STARTING A COMPANY – NOT A HOBBY

This is when Hitchcock Creative Inc. was born.  It is a real company.  As the daughter of a CPA/Businessman, I incorporated my business right away.  I opened a checking account, learned to use quickbooks and projected my expenses and income to make sure I was actually going to turn a profit.  Sure it’s just me and sure that “studio” I refer to is really the 3rd bedroom in our suburban house, but I’m a young company so I make no apologies.  I can charge the rates I charge because I’m NOT paying to lease a storefront and I’m NOT paying for my health insurance and 401k plan.  I stated this endeavor wanting to provide arts organizations and couples getting married with professional designs at a reasonable rate, and this is how I do it.

At some point I may grow out of the 3rd bedroom and into a storefront.  Or maybe I won’t.  I don’t consider not growing into a multi-million dollar corporation as a failure.  I am a small business, I am successful and I am happy.

BEST LAID PLANS

On paper this all seems to work out and in all actuality, it works fine about 90% of the time.  I spend my weekdays in the 3rd bedroom designing, invoicing and running my business (I won’t hide it, I’m currently in my PJ’s – you know you’re jealous).  Then in the mid-afternoon, I put on a suit and drive to the Other Job to manage a performance.  My weekly breakdown looks something like this:

But what about that other 10% of the time?  That was last week.  A colleague at the Other Job was out and I needed to fill in and cover their shows.  We also had two special shows happening which needed extra meetings and time/coordination to make sure everything went smoothly.  Plus a few small fires to put out.  Suddenly my week looked like this:

DESIGN JOB VS. OTHER JOB

For the last 2 years I’ve wondered if I’d have the guts/nerve/ambition/desire to truly take my design business full-time.  Quit the Other Job, work from home full-time and have more free time to do…..something.  Sure it’s do-able, but is that what I really want?  I’ve spent the last 10 years working in theater and as frustratingly dramatic as that work environment can be, I’m not sure I’m ready to give it up.  Over the last 2 years, I’ve thought a lot about how I need to choose between the two.  Then about a month ago, I had a lovely dinner with a designer whom I admire quite a bit and my opinions completely changed.  She asked why I couldn’t do both if I had such a great thing going?  And I thought, “Huh, well that’s a good point.”

So now, instead of trying to figure out which job I want to do, I’m working on finding a better way to continue to do both jobs.  I’ve raised my prices on wedding invitations a little, and I’m actually saying no to some design jobs if I can’t fit it into my schedule.  This is allowing me to see that husband of mine on occasion and to take a few minutes to get a pedicure without feeling guilty that I’m wasting time.

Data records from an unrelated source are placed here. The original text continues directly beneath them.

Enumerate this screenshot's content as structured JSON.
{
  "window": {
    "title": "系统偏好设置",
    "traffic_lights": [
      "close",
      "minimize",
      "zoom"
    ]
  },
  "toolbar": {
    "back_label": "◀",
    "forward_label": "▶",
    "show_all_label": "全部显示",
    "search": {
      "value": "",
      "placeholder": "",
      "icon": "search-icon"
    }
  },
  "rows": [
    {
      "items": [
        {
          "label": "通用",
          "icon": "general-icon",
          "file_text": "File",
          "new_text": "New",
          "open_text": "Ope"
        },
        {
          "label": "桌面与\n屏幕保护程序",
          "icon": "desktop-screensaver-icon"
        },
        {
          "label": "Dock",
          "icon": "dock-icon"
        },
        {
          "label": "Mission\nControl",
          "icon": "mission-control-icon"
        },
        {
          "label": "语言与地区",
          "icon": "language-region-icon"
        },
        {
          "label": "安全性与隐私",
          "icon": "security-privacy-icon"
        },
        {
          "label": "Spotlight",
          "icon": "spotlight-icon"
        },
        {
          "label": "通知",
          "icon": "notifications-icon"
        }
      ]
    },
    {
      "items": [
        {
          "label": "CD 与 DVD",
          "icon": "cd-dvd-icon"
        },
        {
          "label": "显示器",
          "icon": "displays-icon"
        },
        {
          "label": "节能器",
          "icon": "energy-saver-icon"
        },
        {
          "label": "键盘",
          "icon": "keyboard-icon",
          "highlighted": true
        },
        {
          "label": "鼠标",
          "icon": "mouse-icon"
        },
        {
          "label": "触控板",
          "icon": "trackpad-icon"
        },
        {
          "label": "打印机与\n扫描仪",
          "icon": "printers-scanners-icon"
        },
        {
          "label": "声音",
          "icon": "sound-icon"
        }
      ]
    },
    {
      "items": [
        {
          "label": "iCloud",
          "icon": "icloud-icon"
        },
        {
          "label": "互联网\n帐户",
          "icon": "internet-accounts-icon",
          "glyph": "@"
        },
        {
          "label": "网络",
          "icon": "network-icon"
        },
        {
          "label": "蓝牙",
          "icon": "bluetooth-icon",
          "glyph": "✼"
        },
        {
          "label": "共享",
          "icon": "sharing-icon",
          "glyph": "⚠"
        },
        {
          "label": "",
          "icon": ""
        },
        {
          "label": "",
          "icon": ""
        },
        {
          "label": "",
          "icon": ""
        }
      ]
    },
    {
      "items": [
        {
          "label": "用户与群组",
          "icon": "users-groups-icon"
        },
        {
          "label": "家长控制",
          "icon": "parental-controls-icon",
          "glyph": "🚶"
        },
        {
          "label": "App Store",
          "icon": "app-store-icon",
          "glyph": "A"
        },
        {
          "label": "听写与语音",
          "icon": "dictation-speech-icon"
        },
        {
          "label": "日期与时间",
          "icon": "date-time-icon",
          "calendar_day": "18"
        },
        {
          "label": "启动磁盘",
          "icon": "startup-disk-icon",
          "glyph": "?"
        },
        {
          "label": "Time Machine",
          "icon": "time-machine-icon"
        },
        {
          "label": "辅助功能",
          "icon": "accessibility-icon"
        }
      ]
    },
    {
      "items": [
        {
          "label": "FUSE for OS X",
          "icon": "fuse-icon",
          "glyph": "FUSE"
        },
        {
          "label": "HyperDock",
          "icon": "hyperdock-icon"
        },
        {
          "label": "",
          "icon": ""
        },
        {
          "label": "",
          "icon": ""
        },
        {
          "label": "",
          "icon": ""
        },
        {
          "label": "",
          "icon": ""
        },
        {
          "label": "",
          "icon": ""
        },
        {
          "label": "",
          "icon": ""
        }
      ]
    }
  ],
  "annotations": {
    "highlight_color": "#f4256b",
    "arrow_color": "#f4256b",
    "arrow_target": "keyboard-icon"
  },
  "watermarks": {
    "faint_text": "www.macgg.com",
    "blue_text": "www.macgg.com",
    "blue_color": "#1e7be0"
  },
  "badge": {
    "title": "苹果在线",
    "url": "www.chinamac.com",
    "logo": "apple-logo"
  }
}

IT’S OK TO SURVIVE

Are you teetering between quitting your day job or not?  Take a look at the Etsy’s Quit Your Day Job spotlights.  I think they are an inspiration to a lot of small business owners who ARE looking to make that plunge.   But keep in mind that having both jobs may be exactly what you want after all.  And let’s be honest, in this economy it may be what you need.

You don’t have to apologize for making a living.